(Data)
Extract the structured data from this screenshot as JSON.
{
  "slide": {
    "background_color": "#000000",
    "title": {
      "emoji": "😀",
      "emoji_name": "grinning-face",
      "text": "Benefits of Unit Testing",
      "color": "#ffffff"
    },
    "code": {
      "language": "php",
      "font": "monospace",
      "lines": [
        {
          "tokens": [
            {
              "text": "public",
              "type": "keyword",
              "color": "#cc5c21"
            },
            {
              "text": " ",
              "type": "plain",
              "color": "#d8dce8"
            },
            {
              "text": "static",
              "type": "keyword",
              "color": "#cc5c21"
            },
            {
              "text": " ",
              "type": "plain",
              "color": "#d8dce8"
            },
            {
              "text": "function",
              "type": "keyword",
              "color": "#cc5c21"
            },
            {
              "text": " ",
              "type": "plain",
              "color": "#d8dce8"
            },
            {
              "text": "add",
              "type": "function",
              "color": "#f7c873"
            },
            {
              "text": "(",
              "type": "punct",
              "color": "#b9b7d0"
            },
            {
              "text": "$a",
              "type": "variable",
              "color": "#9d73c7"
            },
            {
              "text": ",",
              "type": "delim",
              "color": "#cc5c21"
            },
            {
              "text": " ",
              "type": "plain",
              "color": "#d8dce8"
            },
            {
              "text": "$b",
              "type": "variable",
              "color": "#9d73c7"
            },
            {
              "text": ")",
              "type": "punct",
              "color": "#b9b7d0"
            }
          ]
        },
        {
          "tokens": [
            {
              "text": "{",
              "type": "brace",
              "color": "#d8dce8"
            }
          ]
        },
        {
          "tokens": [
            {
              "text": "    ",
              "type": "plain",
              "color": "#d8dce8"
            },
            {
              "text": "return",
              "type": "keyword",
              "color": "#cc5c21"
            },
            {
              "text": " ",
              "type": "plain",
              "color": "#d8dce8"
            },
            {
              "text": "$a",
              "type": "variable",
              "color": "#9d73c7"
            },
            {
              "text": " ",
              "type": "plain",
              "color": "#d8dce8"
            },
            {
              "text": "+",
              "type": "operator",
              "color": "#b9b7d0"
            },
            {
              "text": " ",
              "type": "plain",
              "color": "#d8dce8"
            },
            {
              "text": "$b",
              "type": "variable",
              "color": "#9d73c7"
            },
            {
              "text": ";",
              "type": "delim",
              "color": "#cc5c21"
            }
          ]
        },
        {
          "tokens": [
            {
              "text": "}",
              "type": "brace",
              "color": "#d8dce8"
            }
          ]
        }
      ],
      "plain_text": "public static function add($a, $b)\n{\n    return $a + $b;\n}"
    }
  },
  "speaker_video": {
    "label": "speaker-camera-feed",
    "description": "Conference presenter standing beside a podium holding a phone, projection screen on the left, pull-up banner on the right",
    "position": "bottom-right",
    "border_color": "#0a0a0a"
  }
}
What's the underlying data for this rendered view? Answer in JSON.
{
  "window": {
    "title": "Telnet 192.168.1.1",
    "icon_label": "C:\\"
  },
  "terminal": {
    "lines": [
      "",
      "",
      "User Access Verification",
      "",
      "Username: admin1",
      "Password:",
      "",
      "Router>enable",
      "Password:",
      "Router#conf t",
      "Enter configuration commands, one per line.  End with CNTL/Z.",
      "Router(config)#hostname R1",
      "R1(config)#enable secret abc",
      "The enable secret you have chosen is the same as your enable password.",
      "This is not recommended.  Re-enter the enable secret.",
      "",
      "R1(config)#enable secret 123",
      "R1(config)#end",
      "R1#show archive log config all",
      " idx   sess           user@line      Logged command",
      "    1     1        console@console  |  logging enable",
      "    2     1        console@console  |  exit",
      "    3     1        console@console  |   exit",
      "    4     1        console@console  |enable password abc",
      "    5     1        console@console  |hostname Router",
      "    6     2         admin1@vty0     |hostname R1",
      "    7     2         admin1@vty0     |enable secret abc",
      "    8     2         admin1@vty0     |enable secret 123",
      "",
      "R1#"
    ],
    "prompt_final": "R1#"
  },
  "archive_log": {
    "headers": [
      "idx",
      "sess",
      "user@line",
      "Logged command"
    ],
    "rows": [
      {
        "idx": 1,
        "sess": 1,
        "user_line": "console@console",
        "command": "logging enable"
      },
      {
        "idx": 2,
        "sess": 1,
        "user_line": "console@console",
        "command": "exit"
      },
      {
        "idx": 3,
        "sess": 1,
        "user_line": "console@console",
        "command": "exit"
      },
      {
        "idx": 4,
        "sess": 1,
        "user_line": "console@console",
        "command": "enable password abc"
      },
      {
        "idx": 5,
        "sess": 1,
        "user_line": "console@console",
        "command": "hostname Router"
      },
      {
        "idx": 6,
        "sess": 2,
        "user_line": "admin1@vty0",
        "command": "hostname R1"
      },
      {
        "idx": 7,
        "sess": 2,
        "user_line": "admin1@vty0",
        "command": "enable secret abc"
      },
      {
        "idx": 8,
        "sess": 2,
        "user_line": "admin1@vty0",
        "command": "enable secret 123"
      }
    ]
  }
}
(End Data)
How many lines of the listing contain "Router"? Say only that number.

[Task answer]:
5